The obvious solution is to spread out teams and mimic the Green Bay Packers offense. When healthy, the Seahawks have as deep a receiving corps as any team in football. On Sunday, however, they were down Deion Branch and D.J. Hackett, the Week 1 starters. The Seahawks still got good production from Bobby Engram and Ben Obomanu, but much of Engram's production came well after the game was out of reach. Furthermore, the unfamiliarity with receivers forced Hasselbeck to hold the ball too long.
The problem with this proposed change to the offense is that it will lead to less and less Alexander on the field. Average as a pass blocker and never a threat as a receiver, Alexander's usefulness was tied strongly to his superior running skills. With an above-average run blocking line, Alexander likely could still be productive, if no longer dominant. Without said line, Alexander is a liability and should be used only sparingly. He has averaged over 4.0 yards per carry only once all season, against the porous Cincinnati defense.
The Seahawks' struggles on the ground were extremely predictable against New Orleans, which has excelled in run defense. The happier development for the Saints was that their pass defense held up in the period where the game was competitive. By the time New Orleans had built a 21-0 lead, Hasselbeck was only six-of-13 for 52 yards.

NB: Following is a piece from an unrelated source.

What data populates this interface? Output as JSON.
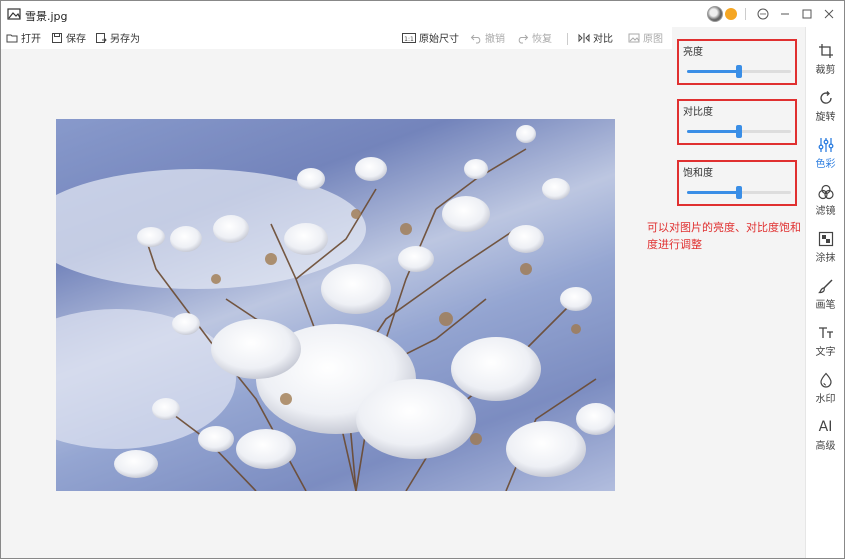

An injury to Jason David has "forced" Jason Craft into the starting line-up. "Forced" is in quotes only because Craft has been the Saints' second best cornerback for the past two seasons but was held back, first behind Fred Thomas and then David.
Craft is no Pro Bowler, and the Saints have other problems in pass defense: The safeties and linebackers both can get lost in coverage. Still, since Craft's insertion last week, the Saints have held two opponents under 20 points. Their first three opponents all topped 30 points.
This game is being hailed as the potential turnaround by the Saints, but the rest of the season should show us that it was merely a blip in the road for a mediocre team against a poor team. The Saints scored one touchdown on a fumbled punt snap and another after they gained 15 yards on their own fumble when multiple Seahawks had an opportunity to cover it. Meanwhile, Seattle should welcome back Branch and Hackett in the coming weeks to form an explosive passing offense.
The escape from my dire prediction could occur if the Saints offense can overlook the razzle-dazzle and develop a workmanlike approach. If an opposing team plays zone, the offense has to take what the defense gives it. Underneath throws and runs up the middle are the key. Long passes and outside runs should be shelved until they force opponents to shift their strategy. The Saints should have a chance to show patience in developing this offense the next few weeks. They get the offensively inept 49ers and Falcons before a real test against Jacksonville. Win the next two, and the Saints will at least have salvaged relevancy.
For Seattle, the news is much better. The NFC West is horrible, with the one real contender in Arizona facing injuries at the quarterback position. Only one of Seattle's remaining games comes against a team that currently has a winning record: Baltimore in Week 16. A trip to Philadelphia could also prove difficult, but the Seahawks in all their mediocrity should win more than half their remaining games. That should be enough for another NFC West title. When the playoffs, come, however, the Seahawks will likely be overwhelmed unless they shelve their running game and focus on developing a dominant spread offensive attack.
Each Tuesday in Any Given Sunday, Ned Macey looks at the most surprising result of the previous weekend. The NFL sells itself on the idea that any team can win any given game, but we use these surprises as a tool to explore what trends and subtle aspects of each team are revealed in a single game.
22 comments, Last at 18 Oct 2007, 7:01am by Matt Saracen - QB1 - Dillon Panthers